Next I tackled my clothes. (I’d already tossed a few items in the trash in Afghanistan…no sense in carrying something that’ll never get clean and I’ll never wear again.) I threw everything in the washer and set it for presoak then wash. This is the clothing equivalent of the bath/shower for my body.

When the clothes were washed, the sink the water drains into was full of grit and dirt. When I looked at the t-shirts –and my clothes–I realized it was futile–they cannot get clean.

I knew it.

It’s just that way–leaving a war and heading home–I cannot wash everything away.

On this trip, as compared to many in my past, I dared to feel like I got out clean. I was not fired upon. I was not bombed. I did not watch children die. I did not watch a man bleed out before my eyes. I did not witness brutality and death.

I had a much cleaner exit than those from Liberia, Somalia, Iraq, Eritrea or Mozambique.

Then I remember the soldiers I’ve spent time with.
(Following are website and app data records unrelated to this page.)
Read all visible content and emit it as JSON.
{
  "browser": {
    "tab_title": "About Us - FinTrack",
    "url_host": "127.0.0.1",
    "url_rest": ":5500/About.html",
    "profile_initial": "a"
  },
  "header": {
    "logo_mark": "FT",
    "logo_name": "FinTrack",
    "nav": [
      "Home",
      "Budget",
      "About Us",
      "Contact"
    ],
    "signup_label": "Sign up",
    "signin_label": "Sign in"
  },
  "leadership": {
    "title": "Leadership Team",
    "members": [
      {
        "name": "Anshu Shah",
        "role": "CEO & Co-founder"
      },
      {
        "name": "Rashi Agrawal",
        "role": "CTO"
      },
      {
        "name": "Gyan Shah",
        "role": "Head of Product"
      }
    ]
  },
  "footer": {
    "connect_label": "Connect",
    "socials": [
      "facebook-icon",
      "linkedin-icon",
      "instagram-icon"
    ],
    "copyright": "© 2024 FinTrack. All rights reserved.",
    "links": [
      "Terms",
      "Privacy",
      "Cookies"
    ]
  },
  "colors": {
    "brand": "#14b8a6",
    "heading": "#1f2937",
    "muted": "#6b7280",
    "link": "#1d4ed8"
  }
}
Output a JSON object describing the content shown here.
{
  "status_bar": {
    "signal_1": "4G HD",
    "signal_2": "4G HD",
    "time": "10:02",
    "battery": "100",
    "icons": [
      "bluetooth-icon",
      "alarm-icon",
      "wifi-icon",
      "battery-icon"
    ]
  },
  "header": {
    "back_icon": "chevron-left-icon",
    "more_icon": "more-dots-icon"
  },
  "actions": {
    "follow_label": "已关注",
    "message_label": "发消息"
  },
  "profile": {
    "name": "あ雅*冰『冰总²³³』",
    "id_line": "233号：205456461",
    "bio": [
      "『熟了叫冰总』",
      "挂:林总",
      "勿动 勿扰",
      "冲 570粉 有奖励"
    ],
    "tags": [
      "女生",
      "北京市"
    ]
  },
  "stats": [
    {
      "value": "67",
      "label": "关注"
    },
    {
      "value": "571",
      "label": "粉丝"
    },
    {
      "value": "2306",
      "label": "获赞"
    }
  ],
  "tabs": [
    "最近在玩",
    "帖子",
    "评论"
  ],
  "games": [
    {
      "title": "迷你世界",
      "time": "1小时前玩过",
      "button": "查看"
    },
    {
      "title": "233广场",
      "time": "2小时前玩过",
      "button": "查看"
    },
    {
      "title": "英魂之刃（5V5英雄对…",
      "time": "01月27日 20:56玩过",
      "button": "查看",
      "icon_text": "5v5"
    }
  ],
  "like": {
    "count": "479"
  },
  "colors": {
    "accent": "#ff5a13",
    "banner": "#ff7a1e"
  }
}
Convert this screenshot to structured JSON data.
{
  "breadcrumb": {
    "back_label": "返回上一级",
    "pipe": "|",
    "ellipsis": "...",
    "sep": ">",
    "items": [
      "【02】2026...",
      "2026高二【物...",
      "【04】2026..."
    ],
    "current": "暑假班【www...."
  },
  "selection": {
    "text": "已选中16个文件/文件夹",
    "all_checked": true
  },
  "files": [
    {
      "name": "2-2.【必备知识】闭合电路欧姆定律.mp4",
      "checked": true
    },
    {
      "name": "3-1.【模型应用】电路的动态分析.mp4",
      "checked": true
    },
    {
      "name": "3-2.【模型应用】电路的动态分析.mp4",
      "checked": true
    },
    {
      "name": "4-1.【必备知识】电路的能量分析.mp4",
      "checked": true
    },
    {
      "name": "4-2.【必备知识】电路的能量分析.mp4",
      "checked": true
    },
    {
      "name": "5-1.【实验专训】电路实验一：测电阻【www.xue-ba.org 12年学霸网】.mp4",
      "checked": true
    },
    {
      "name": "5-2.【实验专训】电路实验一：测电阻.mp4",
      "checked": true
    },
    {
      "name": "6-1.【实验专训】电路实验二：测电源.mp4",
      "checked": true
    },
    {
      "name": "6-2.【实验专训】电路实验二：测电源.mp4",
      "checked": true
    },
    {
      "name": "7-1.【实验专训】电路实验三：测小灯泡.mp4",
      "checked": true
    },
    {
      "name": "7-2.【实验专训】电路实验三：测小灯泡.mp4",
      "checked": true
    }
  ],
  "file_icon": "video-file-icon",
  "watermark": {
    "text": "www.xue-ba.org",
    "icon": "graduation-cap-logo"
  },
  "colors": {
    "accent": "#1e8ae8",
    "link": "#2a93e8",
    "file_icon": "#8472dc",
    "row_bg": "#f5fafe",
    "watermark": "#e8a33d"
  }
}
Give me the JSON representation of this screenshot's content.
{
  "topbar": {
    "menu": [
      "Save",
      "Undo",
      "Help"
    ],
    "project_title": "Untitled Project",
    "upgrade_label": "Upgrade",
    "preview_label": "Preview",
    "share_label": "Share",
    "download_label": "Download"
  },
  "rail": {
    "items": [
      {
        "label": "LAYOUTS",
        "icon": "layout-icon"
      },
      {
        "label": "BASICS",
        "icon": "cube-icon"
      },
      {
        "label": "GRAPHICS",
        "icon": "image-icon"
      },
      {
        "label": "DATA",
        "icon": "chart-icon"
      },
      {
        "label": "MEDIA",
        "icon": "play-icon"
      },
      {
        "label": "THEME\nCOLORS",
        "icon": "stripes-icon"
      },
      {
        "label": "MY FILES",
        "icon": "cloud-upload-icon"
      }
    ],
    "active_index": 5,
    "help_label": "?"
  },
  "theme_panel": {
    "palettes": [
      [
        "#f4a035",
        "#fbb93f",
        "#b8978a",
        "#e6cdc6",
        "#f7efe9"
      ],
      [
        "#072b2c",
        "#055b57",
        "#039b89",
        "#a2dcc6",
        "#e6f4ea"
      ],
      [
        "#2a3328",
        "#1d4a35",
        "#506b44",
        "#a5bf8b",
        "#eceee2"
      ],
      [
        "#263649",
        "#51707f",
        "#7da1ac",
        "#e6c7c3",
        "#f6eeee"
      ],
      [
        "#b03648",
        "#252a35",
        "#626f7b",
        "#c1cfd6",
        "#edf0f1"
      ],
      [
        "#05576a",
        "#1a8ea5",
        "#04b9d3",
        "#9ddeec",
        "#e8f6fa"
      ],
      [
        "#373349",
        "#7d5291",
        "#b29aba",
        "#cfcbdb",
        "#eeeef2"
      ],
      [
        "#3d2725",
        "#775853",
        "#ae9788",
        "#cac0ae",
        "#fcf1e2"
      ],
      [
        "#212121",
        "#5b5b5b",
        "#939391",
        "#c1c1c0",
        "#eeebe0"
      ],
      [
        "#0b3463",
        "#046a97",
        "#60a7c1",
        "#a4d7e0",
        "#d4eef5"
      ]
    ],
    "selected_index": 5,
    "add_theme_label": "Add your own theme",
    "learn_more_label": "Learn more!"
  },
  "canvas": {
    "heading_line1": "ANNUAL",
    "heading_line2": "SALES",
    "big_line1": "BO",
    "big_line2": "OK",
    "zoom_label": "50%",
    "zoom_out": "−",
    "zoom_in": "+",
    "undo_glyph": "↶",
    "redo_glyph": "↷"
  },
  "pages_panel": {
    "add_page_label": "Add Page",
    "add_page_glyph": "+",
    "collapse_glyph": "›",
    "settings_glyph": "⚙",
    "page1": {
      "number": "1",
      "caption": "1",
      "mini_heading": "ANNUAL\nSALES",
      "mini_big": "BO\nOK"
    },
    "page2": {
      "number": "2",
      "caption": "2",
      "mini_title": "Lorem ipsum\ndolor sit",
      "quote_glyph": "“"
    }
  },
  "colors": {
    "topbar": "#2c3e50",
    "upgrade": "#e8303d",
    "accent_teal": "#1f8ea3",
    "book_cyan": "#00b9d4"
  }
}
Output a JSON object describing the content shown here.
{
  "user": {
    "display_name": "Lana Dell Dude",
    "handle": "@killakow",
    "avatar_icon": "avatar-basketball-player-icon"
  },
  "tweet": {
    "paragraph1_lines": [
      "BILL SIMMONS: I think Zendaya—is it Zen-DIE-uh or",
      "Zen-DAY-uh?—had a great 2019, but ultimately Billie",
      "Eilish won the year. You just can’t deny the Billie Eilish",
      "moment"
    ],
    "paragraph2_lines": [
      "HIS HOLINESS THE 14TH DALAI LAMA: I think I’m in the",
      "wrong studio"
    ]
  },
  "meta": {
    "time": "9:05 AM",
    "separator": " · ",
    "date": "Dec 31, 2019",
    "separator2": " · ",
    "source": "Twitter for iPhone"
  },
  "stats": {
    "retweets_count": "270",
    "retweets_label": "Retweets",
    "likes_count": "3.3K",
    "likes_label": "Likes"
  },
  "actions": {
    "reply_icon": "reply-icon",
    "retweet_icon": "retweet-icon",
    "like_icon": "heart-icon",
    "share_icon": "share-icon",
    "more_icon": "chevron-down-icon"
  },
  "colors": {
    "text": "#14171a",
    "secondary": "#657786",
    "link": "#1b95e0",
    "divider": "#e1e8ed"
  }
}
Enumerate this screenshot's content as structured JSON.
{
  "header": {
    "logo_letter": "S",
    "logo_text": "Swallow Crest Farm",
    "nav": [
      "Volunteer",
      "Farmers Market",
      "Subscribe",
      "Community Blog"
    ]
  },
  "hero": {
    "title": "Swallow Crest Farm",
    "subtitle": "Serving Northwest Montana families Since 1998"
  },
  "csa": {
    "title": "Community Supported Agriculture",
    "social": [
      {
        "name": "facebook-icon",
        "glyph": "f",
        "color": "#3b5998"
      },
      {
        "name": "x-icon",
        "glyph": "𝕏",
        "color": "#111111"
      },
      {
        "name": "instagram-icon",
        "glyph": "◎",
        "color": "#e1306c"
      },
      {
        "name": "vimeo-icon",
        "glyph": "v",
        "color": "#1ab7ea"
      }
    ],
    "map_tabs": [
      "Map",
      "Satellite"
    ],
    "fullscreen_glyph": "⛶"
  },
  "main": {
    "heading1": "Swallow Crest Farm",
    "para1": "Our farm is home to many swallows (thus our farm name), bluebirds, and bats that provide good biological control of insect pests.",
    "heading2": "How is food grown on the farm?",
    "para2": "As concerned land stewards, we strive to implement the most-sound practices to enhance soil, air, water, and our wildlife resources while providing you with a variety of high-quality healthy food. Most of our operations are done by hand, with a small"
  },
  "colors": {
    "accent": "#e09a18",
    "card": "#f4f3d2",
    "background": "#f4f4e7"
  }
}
I know a small piece of what they’ve lived because they honored me and trusted me with some of their stories.

And though I’m far away now, I am thinking of the soldiers of Charlie Co. Tonight the soldiers of Charlie Co., especially 3rd platoon, and especially 1st squad, will remember Pfc. Brett E. Wood, their brother, killed by an IED explosion on September 9, 2011.

And I am reminded…

if you’re a witness, a soldier or a civilian caught in the crossfire…

if you’ve been to war, you cannot get out clean.